## Task goal
Return every record exactly. Omit nothing.

## Source material
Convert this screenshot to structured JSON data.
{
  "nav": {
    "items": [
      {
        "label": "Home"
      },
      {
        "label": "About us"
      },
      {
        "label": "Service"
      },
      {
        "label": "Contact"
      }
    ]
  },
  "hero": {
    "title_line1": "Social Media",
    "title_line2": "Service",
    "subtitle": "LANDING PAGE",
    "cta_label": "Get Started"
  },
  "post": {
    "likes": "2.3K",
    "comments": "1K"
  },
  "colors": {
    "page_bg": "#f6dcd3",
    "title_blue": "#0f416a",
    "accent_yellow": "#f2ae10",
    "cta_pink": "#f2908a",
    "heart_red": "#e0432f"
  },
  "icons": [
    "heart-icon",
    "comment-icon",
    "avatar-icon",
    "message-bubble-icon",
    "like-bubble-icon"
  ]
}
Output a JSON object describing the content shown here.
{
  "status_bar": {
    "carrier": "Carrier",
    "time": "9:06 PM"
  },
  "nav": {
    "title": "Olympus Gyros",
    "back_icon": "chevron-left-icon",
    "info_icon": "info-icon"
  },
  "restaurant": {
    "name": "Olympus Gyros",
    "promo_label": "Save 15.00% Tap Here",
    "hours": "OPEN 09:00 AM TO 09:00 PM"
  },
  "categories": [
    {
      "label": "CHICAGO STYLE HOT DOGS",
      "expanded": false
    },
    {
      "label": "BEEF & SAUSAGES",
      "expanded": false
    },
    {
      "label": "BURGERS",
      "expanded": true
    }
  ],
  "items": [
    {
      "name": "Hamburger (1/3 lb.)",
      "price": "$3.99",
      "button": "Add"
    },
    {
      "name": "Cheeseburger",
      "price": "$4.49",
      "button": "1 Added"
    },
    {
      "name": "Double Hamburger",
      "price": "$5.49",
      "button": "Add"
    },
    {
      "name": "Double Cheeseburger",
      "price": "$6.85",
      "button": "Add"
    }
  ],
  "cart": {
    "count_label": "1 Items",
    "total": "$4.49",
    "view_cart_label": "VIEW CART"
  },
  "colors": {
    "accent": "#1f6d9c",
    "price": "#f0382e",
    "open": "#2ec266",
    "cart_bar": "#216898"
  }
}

## Solution
Convert this screenshot to structured JSON data.
{
  "nav": {
    "items": [
      {
        "label": "Home"
      },
      {
        "label": "About us"
      },
      {
        "label": "Service"
      },
      {
        "label": "Contact"
      }
    ]
  },
  "hero": {
    "title_line1": "Social Media",
    "title_line2": "Service",
    "subtitle": "LANDING PAGE",
    "cta_label": "Get Started"
  },
  "post": {
    "likes": "2.3K",
    "comments": "1K"
  },
  "colors": {
    "page_bg": "#f6dcd3",
    "title_blue": "#0f416a",
    "accent_yellow": "#f2ae10",
    "cta_pink": "#f2908a",
    "heart_red": "#e0432f"
  },
  "icons": [
    "heart-icon",
    "comment-icon",
    "avatar-icon",
    "message-bubble-icon",
    "like-bubble-icon"
  ]
}
Output a JSON object describing the content shown here.
{
  "status_bar": {
    "carrier": "Carrier",
    "time": "9:06 PM"
  },
  "nav": {
    "title": "Olympus Gyros",
    "back_icon": "chevron-left-icon",
    "info_icon": "info-icon"
  },
  "restaurant": {
    "name": "Olympus Gyros",
    "promo_label": "Save 15.00% Tap Here",
    "hours": "OPEN 09:00 AM TO 09:00 PM"
  },
  "categories": [
    {
      "label": "CHICAGO STYLE HOT DOGS",
      "expanded": false
    },
    {
      "label": "BEEF & SAUSAGES",
      "expanded": false
    },
    {
      "label": "BURGERS",
      "expanded": true
    }
  ],
  "items": [
    {
      "name": "Hamburger (1/3 lb.)",
      "price": "$3.99",
      "button": "Add"
    },
    {
      "name": "Cheeseburger",
      "price": "$4.49",
      "button": "1 Added"
    },
    {
      "name": "Double Hamburger",
      "price": "$5.49",
      "button": "Add"
    },
    {
      "name": "Double Cheeseburger",
      "price": "$6.85",
      "button": "Add"
    }
  ],
  "cart": {
    "count_label": "1 Items",
    "total": "$4.49",
    "view_cart_label": "VIEW CART"
  },
  "colors": {
    "accent": "#1f6d9c",
    "price": "#f0382e",
    "open": "#2ec266",
    "cart_bar": "#216898"
  }
}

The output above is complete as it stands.